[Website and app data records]
□ □ □ □ □
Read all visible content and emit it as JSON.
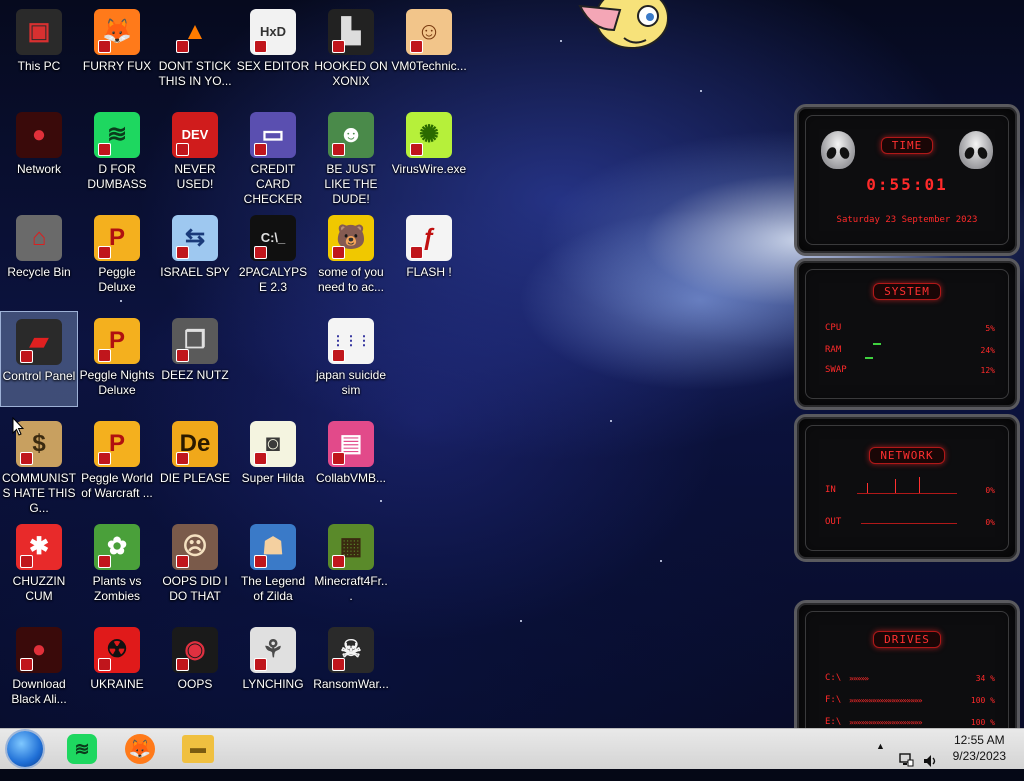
{
  "desktop": {
    "icons": [
      {
        "label": "This PC",
        "glyph": "▣",
        "bg": "#2a2a2a",
        "fg": "#d83030"
      },
      {
        "label": "FURRY FUX",
        "glyph": "🦊",
        "bg": "#ff7a1a",
        "fg": "#ffffff"
      },
      {
        "label": "DONT STICK THIS IN YO...",
        "glyph": "▲",
        "bg": "#00000000",
        "fg": "#ff7b00"
      },
      {
        "label": "SEX EDITOR",
        "glyph": "HxD",
        "bg": "#f2f2f2",
        "fg": "#333333"
      },
      {
        "label": "HOOKED ON XONIX",
        "glyph": "▙",
        "bg": "#222222",
        "fg": "#dddddd"
      },
      {
        "label": "VM0Technic...",
        "glyph": "☺",
        "bg": "#f2c58a",
        "fg": "#7a3b10"
      },
      {
        "label": "Network",
        "glyph": "●",
        "bg": "#3a0a0a",
        "fg": "#e0303a"
      },
      {
        "label": "D FOR DUMBASS",
        "glyph": "≋",
        "bg": "#1ed760",
        "fg": "#0b3b1c"
      },
      {
        "label": "NEVER USED!",
        "glyph": "DEV",
        "bg": "#d01c1c",
        "fg": "#ffffff"
      },
      {
        "label": "CREDIT CARD CHECKER",
        "glyph": "▭",
        "bg": "#5a4fb0",
        "fg": "#ffffff"
      },
      {
        "label": "BE JUST LIKE THE DUDE!",
        "glyph": "☻",
        "bg": "#4a8a4a",
        "fg": "#ffffff"
      },
      {
        "label": "VirusWire.exe",
        "glyph": "✺",
        "bg": "#b6f03a",
        "fg": "#2a6a00"
      },
      {
        "label": "Recycle Bin",
        "glyph": "⌂",
        "bg": "#6a6a6a",
        "fg": "#d82020"
      },
      {
        "label": "Peggle Deluxe",
        "glyph": "P",
        "bg": "#f4b01e",
        "fg": "#b01010"
      },
      {
        "label": "ISRAEL SPY",
        "glyph": "⇆",
        "bg": "#9ec8f0",
        "fg": "#1a3a7a"
      },
      {
        "label": "2PACALYPSE 2.3",
        "glyph": "C:\\_",
        "bg": "#101010",
        "fg": "#e0e0e0"
      },
      {
        "label": "some of you need to ac...",
        "glyph": "🐻",
        "bg": "#f0c800",
        "fg": "#6a3a10"
      },
      {
        "label": "FLASH !",
        "glyph": "ƒ",
        "bg": "#f4f4f4",
        "fg": "#c01010"
      },
      {
        "label": "Control Panel",
        "glyph": "▰",
        "bg": "#2a2a2a",
        "fg": "#e02020"
      },
      {
        "label": "Peggle Nights Deluxe",
        "glyph": "P",
        "bg": "#f4b01e",
        "fg": "#b01010"
      },
      {
        "label": "DEEZ NUTZ",
        "glyph": "❒",
        "bg": "#5a5a5a",
        "fg": "#e0e0e0"
      },
      {
        "label": "japan suicide sim",
        "glyph": "⋮⋮⋮",
        "bg": "#f4f4f4",
        "fg": "#2a2a9a"
      },
      {
        "label": "COMMUNISTS HATE THIS G...",
        "glyph": "$",
        "bg": "#c8a060",
        "fg": "#3a2a10"
      },
      {
        "label": "Peggle World of Warcraft ...",
        "glyph": "P",
        "bg": "#f4b01e",
        "fg": "#b01010"
      },
      {
        "label": "DIE PLEASE",
        "glyph": "De",
        "bg": "#f0a81a",
        "fg": "#2a1a00"
      },
      {
        "label": "Super Hilda",
        "glyph": "◙",
        "bg": "#f4f4e0",
        "fg": "#3a3a3a"
      },
      {
        "label": "CollabVMB...",
        "glyph": "▤",
        "bg": "#e24a8a",
        "fg": "#ffffff"
      },
      {
        "label": "CHUZZIN CUM",
        "glyph": "✱",
        "bg": "#e82a2a",
        "fg": "#ffffff"
      },
      {
        "label": "Plants vs Zombies",
        "glyph": "✿",
        "bg": "#4aa03a",
        "fg": "#ffffff"
      },
      {
        "label": "OOPS DID I DO THAT",
        "glyph": "☹",
        "bg": "#7a5a4a",
        "fg": "#f4e0c0"
      },
      {
        "label": "The Legend of Zilda",
        "glyph": "☗",
        "bg": "#3a7ac8",
        "fg": "#f4d0a0"
      },
      {
        "label": "Minecraft4Fr...",
        "glyph": "▦",
        "bg": "#5a8a2a",
        "fg": "#3a2a10"
      },
      {
        "label": "Download Black Ali...",
        "glyph": "●",
        "bg": "#3a0a0a",
        "fg": "#e0303a"
      },
      {
        "label": "UKRAINE",
        "glyph": "☢",
        "bg": "#e01a1a",
        "fg": "#111111"
      },
      {
        "label": "OOPS",
        "glyph": "◉",
        "bg": "#1a1a1a",
        "fg": "#e03040"
      },
      {
        "label": "LYNCHING",
        "glyph": "⚘",
        "bg": "#e0e0e0",
        "fg": "#4a4a4a"
      },
      {
        "label": "RansomWar...",
        "glyph": "☠",
        "bg": "#2a2a2a",
        "fg": "#f4f4f4"
      }
    ]
  },
  "widgets": {
    "time": {
      "title": "TIME",
      "clock": "0:55:01",
      "date": "Saturday 23 September 2023"
    },
    "system": {
      "title": "SYSTEM",
      "rows": [
        {
          "label": "CPU",
          "value": "5%"
        },
        {
          "label": "RAM",
          "value": "24%"
        },
        {
          "label": "SWAP",
          "value": "12%"
        }
      ]
    },
    "network": {
      "title": "NETWORK",
      "rows": [
        {
          "label": "IN",
          "value": "0%"
        },
        {
          "label": "OUT",
          "value": "0%"
        }
      ]
    },
    "drives": {
      "title": "DRIVES",
      "rows": [
        {
          "label": "C:\\",
          "value": "34 %",
          "arrows": "»»»»»"
        },
        {
          "label": "F:\\",
          "value": "100 %",
          "arrows": "»»»»»»»»»»»»»»»»»»»"
        },
        {
          "label": "E:\\",
          "value": "100 %",
          "arrows": "»»»»»»»»»»»»»»»»»»»"
        }
      ]
    }
  },
  "taskbar": {
    "clock_time": "12:55 AM",
    "clock_date": "9/23/2023",
    "tray_chevron": "▲",
    "pinned": [
      {
        "name": "spotify",
        "glyph": "≋",
        "bg": "#1ed760",
        "fg": "#0b3b1c"
      },
      {
        "name": "firefox",
        "glyph": "🦊",
        "bg": "#ff7a1a",
        "fg": "#ffffff"
      },
      {
        "name": "file-explorer",
        "glyph": "▬",
        "bg": "#f0c040",
        "fg": "#7a5a10"
      }
    ]
  },
  "colors": {
    "widget_red": "#ff2a2a",
    "taskbar_bg": "#e0e0e0",
    "selected_icon": "#a0bee6"
  }
}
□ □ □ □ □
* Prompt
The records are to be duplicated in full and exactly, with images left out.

* Problem solution
Read all visible content and emit it as JSON.
{
  "desktop": {
    "icons": [
      {
        "label": "This PC",
        "glyph": "▣",
        "bg": "#2a2a2a",
        "fg": "#d83030"
      },
      {
        "label": "FURRY FUX",
        "glyph": "🦊",
        "bg": "#ff7a1a",
        "fg": "#ffffff"
      },
      {
        "label": "DONT STICK THIS IN YO...",
        "glyph": "▲",
        "bg": "#00000000",
        "fg": "#ff7b00"
      },
      {
        "label": "SEX EDITOR",
        "glyph": "HxD",
        "bg": "#f2f2f2",
        "fg": "#333333"
      },
      {
        "label": "HOOKED ON XONIX",
        "glyph": "▙",
        "bg": "#222222",
        "fg": "#dddddd"
      },
      {
        "label": "VM0Technic...",
        "glyph": "☺",
        "bg": "#f2c58a",
        "fg": "#7a3b10"
      },
      {
        "label": "Network",
        "glyph": "●",
        "bg": "#3a0a0a",
        "fg": "#e0303a"
      },
      {
        "label": "D FOR DUMBASS",
        "glyph": "≋",
        "bg": "#1ed760",
        "fg": "#0b3b1c"
      },
      {
        "label": "NEVER USED!",
        "glyph": "DEV",
        "bg": "#d01c1c",
        "fg": "#ffffff"
      },
      {
        "label": "CREDIT CARD CHECKER",
        "glyph": "▭",
        "bg": "#5a4fb0",
        "fg": "#ffffff"
      },
      {
        "label": "BE JUST LIKE THE DUDE!",
        "glyph": "☻",
        "bg": "#4a8a4a",
        "fg": "#ffffff"
      },
      {
        "label": "VirusWire.exe",
        "glyph": "✺",
        "bg": "#b6f03a",
        "fg": "#2a6a00"
      },
      {
        "label": "Recycle Bin",
        "glyph": "⌂",
        "bg": "#6a6a6a",
        "fg": "#d82020"
      },
      {
        "label": "Peggle Deluxe",
        "glyph": "P",
        "bg": "#f4b01e",
        "fg": "#b01010"
      },
      {
        "label": "ISRAEL SPY",
        "glyph": "⇆",
        "bg": "#9ec8f0",
        "fg": "#1a3a7a"
      },
      {
        "label": "2PACALYPSE 2.3",
        "glyph": "C:\\_",
        "bg": "#101010",
        "fg": "#e0e0e0"
      },
      {
        "label": "some of you need to ac...",
        "glyph": "🐻",
        "bg": "#f0c800",
        "fg": "#6a3a10"
      },
      {
        "label": "FLASH !",
        "glyph": "ƒ",
        "bg": "#f4f4f4",
        "fg": "#c01010"
      },
      {
        "label": "Control Panel",
        "glyph": "▰",
        "bg": "#2a2a2a",
        "fg": "#e02020"
      },
      {
        "label": "Peggle Nights Deluxe",
        "glyph": "P",
        "bg": "#f4b01e",
        "fg": "#b01010"
      },
      {
        "label": "DEEZ NUTZ",
        "glyph": "❒",
        "bg": "#5a5a5a",
        "fg": "#e0e0e0"
      },
      {
        "label": "japan suicide sim",
        "glyph": "⋮⋮⋮",
        "bg": "#f4f4f4",
        "fg": "#2a2a9a"
      },
      {
        "label": "COMMUNISTS HATE THIS G...",
        "glyph": "$",
        "bg": "#c8a060",
        "fg": "#3a2a10"
      },
      {
        "label": "Peggle World of Warcraft ...",
        "glyph": "P",
        "bg": "#f4b01e",
        "fg": "#b01010"
      },
      {
        "label": "DIE PLEASE",
        "glyph": "De",
        "bg": "#f0a81a",
        "fg": "#2a1a00"
      },
      {
        "label": "Super Hilda",
        "glyph": "◙",
        "bg": "#f4f4e0",
        "fg": "#3a3a3a"
      },
      {
        "label": "CollabVMB...",
        "glyph": "▤",
        "bg": "#e24a8a",
        "fg": "#ffffff"
      },
      {
        "label": "CHUZZIN CUM",
        "glyph": "✱",
        "bg": "#e82a2a",
        "fg": "#ffffff"
      },
      {
        "label": "Plants vs Zombies",
        "glyph": "✿",
        "bg": "#4aa03a",
        "fg": "#ffffff"
      },
      {
        "label": "OOPS DID I DO THAT",
        "glyph": "☹",
        "bg": "#7a5a4a",
        "fg": "#f4e0c0"
      },
      {
        "label": "The Legend of Zilda",
        "glyph": "☗",
        "bg": "#3a7ac8",
        "fg": "#f4d0a0"
      },
      {
        "label": "Minecraft4Fr...",
        "glyph": "▦",
        "bg": "#5a8a2a",
        "fg": "#3a2a10"
      },
      {
        "label": "Download Black Ali...",
        "glyph": "●",
        "bg": "#3a0a0a",
        "fg": "#e0303a"
      },
      {
        "label": "UKRAINE",
        "glyph": "☢",
        "bg": "#e01a1a",
        "fg": "#111111"
      },
      {
        "label": "OOPS",
        "glyph": "◉",
        "bg": "#1a1a1a",
        "fg": "#e03040"
      },
      {
        "label": "LYNCHING",
        "glyph": "⚘",
        "bg": "#e0e0e0",
        "fg": "#4a4a4a"
      },
      {
        "label": "RansomWar...",
        "glyph": "☠",
        "bg": "#2a2a2a",
        "fg": "#f4f4f4"
      }
    ]
  },
  "widgets": {
    "time": {
      "title": "TIME",
      "clock": "0:55:01",
      "date": "Saturday 23 September 2023"
    },
    "system": {
      "title": "SYSTEM",
      "rows": [
        {
          "label": "CPU",
          "value": "5%"
        },
        {
          "label": "RAM",
          "value": "24%"
        },
        {
          "label": "SWAP",
          "value": "12%"
        }
      ]
    },
    "network": {
      "title": "NETWORK",
      "rows": [
        {
          "label": "IN",
          "value": "0%"
        },
        {
          "label": "OUT",
          "value": "0%"
        }
      ]
    },
    "drives": {
      "title": "DRIVES",
      "rows": [
        {
          "label": "C:\\",
          "value": "34 %",
          "arrows": "»»»»»"
        },
        {
          "label": "F:\\",
          "value": "100 %",
          "arrows": "»»»»»»»»»»»»»»»»»»»"
        },
        {
          "label": "E:\\",
          "value": "100 %",
          "arrows": "»»»»»»»»»»»»»»»»»»»"
        }
      ]
    }
  },
  "taskbar": {
    "clock_time": "12:55 AM",
    "clock_date": "9/23/2023",
    "tray_chevron": "▲",
    "pinned": [
      {
        "name": "spotify",
        "glyph": "≋",
        "bg": "#1ed760",
        "fg": "#0b3b1c"
      },
      {
        "name": "firefox",
        "glyph": "🦊",
        "bg": "#ff7a1a",
        "fg": "#ffffff"
      },
      {
        "name": "file-explorer",
        "glyph": "▬",
        "bg": "#f0c040",
        "fg": "#7a5a10"
      }
    ]
  },
  "colors": {
    "widget_red": "#ff2a2a",
    "taskbar_bg": "#e0e0e0",
    "selected_icon": "#a0bee6"
  }
}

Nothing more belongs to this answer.